§ **Exercise data**:
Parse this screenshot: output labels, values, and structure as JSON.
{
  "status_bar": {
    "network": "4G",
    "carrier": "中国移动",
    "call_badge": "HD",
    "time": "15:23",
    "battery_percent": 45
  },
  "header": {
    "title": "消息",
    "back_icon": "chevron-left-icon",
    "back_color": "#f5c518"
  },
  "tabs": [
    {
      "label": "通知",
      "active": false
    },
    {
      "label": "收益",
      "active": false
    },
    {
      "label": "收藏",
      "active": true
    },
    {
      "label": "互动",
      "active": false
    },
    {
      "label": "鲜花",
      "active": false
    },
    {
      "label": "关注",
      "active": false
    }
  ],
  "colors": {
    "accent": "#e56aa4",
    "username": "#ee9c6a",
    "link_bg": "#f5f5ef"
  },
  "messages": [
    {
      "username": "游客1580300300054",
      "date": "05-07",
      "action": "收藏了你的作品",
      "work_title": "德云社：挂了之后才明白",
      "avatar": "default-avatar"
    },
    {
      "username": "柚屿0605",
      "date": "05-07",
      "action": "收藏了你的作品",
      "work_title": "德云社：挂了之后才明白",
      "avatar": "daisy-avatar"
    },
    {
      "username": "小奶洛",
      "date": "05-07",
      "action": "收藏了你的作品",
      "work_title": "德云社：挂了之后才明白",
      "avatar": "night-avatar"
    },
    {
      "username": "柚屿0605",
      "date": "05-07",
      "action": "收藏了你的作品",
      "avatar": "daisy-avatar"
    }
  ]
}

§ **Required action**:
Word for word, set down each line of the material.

§ **Exercise response**:
Parse this screenshot: output labels, values, and structure as JSON.
{
  "status_bar": {
    "network": "4G",
    "carrier": "中国移动",
    "call_badge": "HD",
    "time": "15:23",
    "battery_percent": 45
  },
  "header": {
    "title": "消息",
    "back_icon": "chevron-left-icon",
    "back_color": "#f5c518"
  },
  "tabs": [
    {
      "label": "通知",
      "active": false
    },
    {
      "label": "收益",
      "active": false
    },
    {
      "label": "收藏",
      "active": true
    },
    {
      "label": "互动",
      "active": false
    },
    {
      "label": "鲜花",
      "active": false
    },
    {
      "label": "关注",
      "active": false
    }
  ],
  "colors": {
    "accent": "#e56aa4",
    "username": "#ee9c6a",
    "link_bg": "#f5f5ef"
  },
  "messages": [
    {
      "username": "游客1580300300054",
      "date": "05-07",
      "action": "收藏了你的作品",
      "work_title": "德云社：挂了之后才明白",
      "avatar": "default-avatar"
    },
    {
      "username": "柚屿0605",
      "date": "05-07",
      "action": "收藏了你的作品",
      "work_title": "德云社：挂了之后才明白",
      "avatar": "daisy-avatar"
    },
    {
      "username": "小奶洛",
      "date": "05-07",
      "action": "收藏了你的作品",
      "work_title": "德云社：挂了之后才明白",
      "avatar": "night-avatar"
    },
    {
      "username": "柚屿0605",
      "date": "05-07",
      "action": "收藏了你的作品",
      "avatar": "daisy-avatar"
    }
  ]
}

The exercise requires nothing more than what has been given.